The hypocrisy of several African, Asian and Latin American leaders who are courting Russian President Vladimir Putin could not be more ridiculous.
Self-declared campaigners for anti-colonialism and anti-racism are openly supporting an imperialist, racist and colonialist Russian state — or at least remaining neutral — during Russia’s invasion of Ukraine.
South Africa is one of the most egregious examples of colonial appeasement. Its government is now trying to convince an Indigenous African population that suffered for generations under a racist system of apartheid that Russia is the leader of a “multi-polar” world against “American hegemony.”
This is why the August 22-24 BRICS summit in Johannesburg — a gathering of developing economies Brazil, Russia, India, China and South Africa, scheduled for Johannesburg — will completely ignore Russia’s enduring colonialism.
In stark contrast to this BRICS appeasement, the Vancouver Declaration, issued by the Parliamentary Assembly of the Organization for Security and Cooperation in Europe (OSCE) on July 4 ,2023, clearly spelled out the “violently imperial and colonial nature of the Russian Federation.”
Moscow’s policies, it states, are on full display in the illegal war against an independent Ukraine, as well as in its “forceful, ongoing and deliberate subordination of the Indigenous ethnic minority nations within the Russian Federation, which are denied equal rights and self-determination and subject to abuse and exploitation in violation of the Helsinki Principles and the Charter of the United Nations.”
In light of growing attention to their plight, all the nations that have suffered under Muscovite oppression need to launch a campaign in the post-colonial world to explain Russia to misinformed populations.

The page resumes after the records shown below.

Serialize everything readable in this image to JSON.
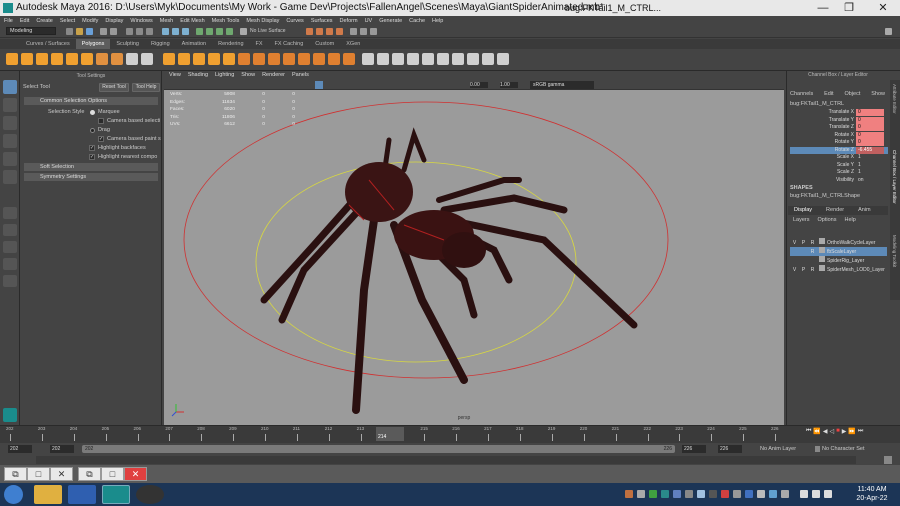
{
  "window": {
    "title": "Autodesk Maya 2016: D:\\Users\\Myk\\Documents\\My Work - Game Dev\\Projects\\FallenAngel\\Scenes\\Maya\\GiantSpiderAnimated.mb*",
    "object": "bug:FKTail1_M_CTRL...",
    "minimize": "—",
    "maximize": "❐",
    "close": "✕"
  },
  "menus": [
    "File",
    "Edit",
    "Create",
    "Select",
    "Modify",
    "Display",
    "Windows",
    "Mesh",
    "Edit Mesh",
    "Mesh Tools",
    "Mesh Display",
    "Curves",
    "Surfaces",
    "Deform",
    "UV",
    "Generate",
    "Cache",
    "Help"
  ],
  "status": {
    "mode": "Modeling",
    "live_surface": "No Live Surface"
  },
  "shelf_tabs": [
    "Curves / Surfaces",
    "Polygons",
    "Sculpting",
    "Rigging",
    "Animation",
    "Rendering",
    "FX",
    "FX Caching",
    "Custom",
    "XGen"
  ],
  "active_shelf": "Polygons",
  "tool_settings": {
    "header": "Tool Settings",
    "tool": "Select Tool",
    "reset": "Reset Tool",
    "help": "Tool Help",
    "sections": {
      "common": "Common Selection Options",
      "soft": "Soft Selection",
      "symmetry": "Symmetry Settings"
    },
    "selection_style_label": "Selection Style",
    "opt_marquee": "Marquee",
    "opt_camera_select": "Camera based selecti",
    "opt_drag": "Drag",
    "opt_camera_paint": "Camera based paint s",
    "opt_backfaces": "Highlight backfaces",
    "opt_nearest": "Highlight nearest compo"
  },
  "viewport": {
    "menus": [
      "View",
      "Shading",
      "Lighting",
      "Show",
      "Renderer",
      "Panels"
    ],
    "field1": "0.00",
    "field2": "1.00",
    "color_mgmt": "sRGB gamma",
    "camera": "persp",
    "hud": [
      {
        "label": "Verts:",
        "v1": "5908",
        "v2": "0",
        "v3": "0"
      },
      {
        "label": "Edges:",
        "v1": "11634",
        "v2": "0",
        "v3": "0"
      },
      {
        "label": "Faces:",
        "v1": "6020",
        "v2": "0",
        "v3": "0"
      },
      {
        "label": "Tris:",
        "v1": "11806",
        "v2": "0",
        "v3": "0"
      },
      {
        "label": "UVs:",
        "v1": "6612",
        "v2": "0",
        "v3": "0"
      }
    ]
  },
  "channel_box": {
    "title": "Channel Box / Layer Editor",
    "menus": [
      "Channels",
      "Edit",
      "Object",
      "Show"
    ],
    "object": "bug:FKTail1_M_CTRL",
    "attrs": [
      {
        "name": "Translate X",
        "value": "0"
      },
      {
        "name": "Translate Y",
        "value": "0"
      },
      {
        "name": "Translate Z",
        "value": "0"
      },
      {
        "name": "Rotate X",
        "value": "0"
      },
      {
        "name": "Rotate Y",
        "value": "0"
      },
      {
        "name": "Rotate Z",
        "value": "-6.455"
      },
      {
        "name": "Scale X",
        "value": "1"
      },
      {
        "name": "Scale Y",
        "value": "1"
      },
      {
        "name": "Scale Z",
        "value": "1"
      },
      {
        "name": "Visibility",
        "value": "on"
      }
    ],
    "shapes_label": "SHAPES",
    "shape": "bug:FKTail1_M_CTRLShape",
    "tabs": [
      "Display",
      "Render",
      "Anim"
    ],
    "layer_menus": [
      "Layers",
      "Options",
      "Help"
    ],
    "layers": [
      {
        "v": "V",
        "p": "P",
        "r": "R",
        "name": "OrthoWalkCycleLayer",
        "selected": false
      },
      {
        "v": "",
        "p": "",
        "r": "R",
        "name": "fbScaleLayer",
        "selected": true
      },
      {
        "v": "",
        "p": "",
        "r": "",
        "name": "SpiderRig_Layer",
        "selected": false
      },
      {
        "v": "V",
        "p": "P",
        "r": "R",
        "name": "SpiderMesh_LOD0_Layer",
        "selected": false
      }
    ],
    "side_tabs": [
      "Attribute Editor",
      "Channel Box / Layer Editor",
      "Modeling Toolkit"
    ]
  },
  "timeline": {
    "ticks": [
      "202",
      "203",
      "204",
      "205",
      "206",
      "207",
      "208",
      "209",
      "210",
      "211",
      "212",
      "213",
      "214",
      "215",
      "216",
      "217",
      "218",
      "219",
      "220",
      "221",
      "222",
      "223",
      "224",
      "225",
      "226"
    ],
    "current": "214",
    "range_start": "202",
    "range_inner_start": "202",
    "range_inner_end": "226",
    "range_end_a": "226",
    "range_end_b": "226",
    "anim_layer": "No Anim Layer",
    "character": "No Character Set"
  },
  "taskbar": {
    "time": "11:40 AM",
    "date": "20-Apr-22"
  }
}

Ukraine and other countries without a history of colonizing other nations can become more credible voices in the “Global South” than countries such as Britain, France or Spain, which have a long and in many cases brutal colonial history. They must become more active internationally on the anti-imperialist and anti-colonial front.
Since the beginning of its conquests in the 15th Century, the Muscovite empire has vastly expanded its possessions at the expense of its European and Asian neighbors. Although the maritime empires of the Western European states were dismantled, Russia as a land empire retained its colonies for exploitable resources and cheap labor.
This colonial exploitation morphed through several state structures, disguised at various times with the ideological veneers of Tsarist civilization, Christian Orthodox messianism, communist liberation and Russian greatness.
The Urals, Siberia, the Far Eastern territories and other non-Russian regions were conquered through ruthless colonization campaigns. The Indigenous nations had limited opportunities to assert native rights to their land, pursue their traditional lifestyles or develop their societies. Under communist social engineering, they were generally deprived of genuinely autonomous institutions and independent economies and had no freedom of speech, assembly or information. In addition, in the 1930s and 1940s, Joseph Stalin forcibly deported several ethnic minority groups en masse from their homelands.
In their essentially racist beliefs, leaders in Moscow consider the Russian ethnos as a unique civilizational core with a predestined mission to guide the development of its neighbors through cultural and political assimilation.
This worldview has become a fundamental ingredient of state policy under the Putin regime with the promulgation of the “Russian World” or “Russkii Mir” — the linguistic and cultural entrapment of all nations under ethnic Russian lordship.
The weakening and toppling of the Russian state as a result of war losses in Ukraine, collapsing revenues, international sanctions and economic decline will help reveal the distinct histories and identities of non-Russian nations.
This multi-national liberation from Russian imperialism is fully in line with traditional de-colonization movements in Africa and Asia, as well as the anti-racist and anti-imperialist initiatives in Europe and North America.
Unfortunately, many Western academics and officials dealing with Russia remain trapped in a narrow-minded Russophilic mindset. They overlook or ignore how Moscow has conquered, absorbed, exploited and Russified — in other words, ethnically cleansed — its dominions.
Much of the blindness to Russian colonialism is also a hangover of Soviet so-called “anti-imperialism” (in reality, just anti-Americanism) among left-leaning scholars who for decades misinformed their audience by depicting Russia as a defender of the working class and oppressed and colonized nations.
Just as Russia’s colonialist mindset is being exposed in Ukraine, Russian officials have been trying to deflect attention in the “Global South” by condemning the U.S. as the sole global hegemon and imperialist power.
To counter this disinformation and reveal the true nature of the Russian state, activists from the oppressed nations seeking liberation from the Muscovite empire need a voice and a platform among the post-colonial nations of Africa, Asia and Latin America. This will help them dispel the mirage of benevolent Russian “internationalism” much more effectively than anyone in the West can do.
Janusz Bugajski is a senior fellow at the Jamestown Foundation in Washington D.C. His recent book is “Failed State: A Guide to Russia’s Rupture.” His forthcoming book is titled “Pivotal Poland: Europe’s Rising Strategic Player.“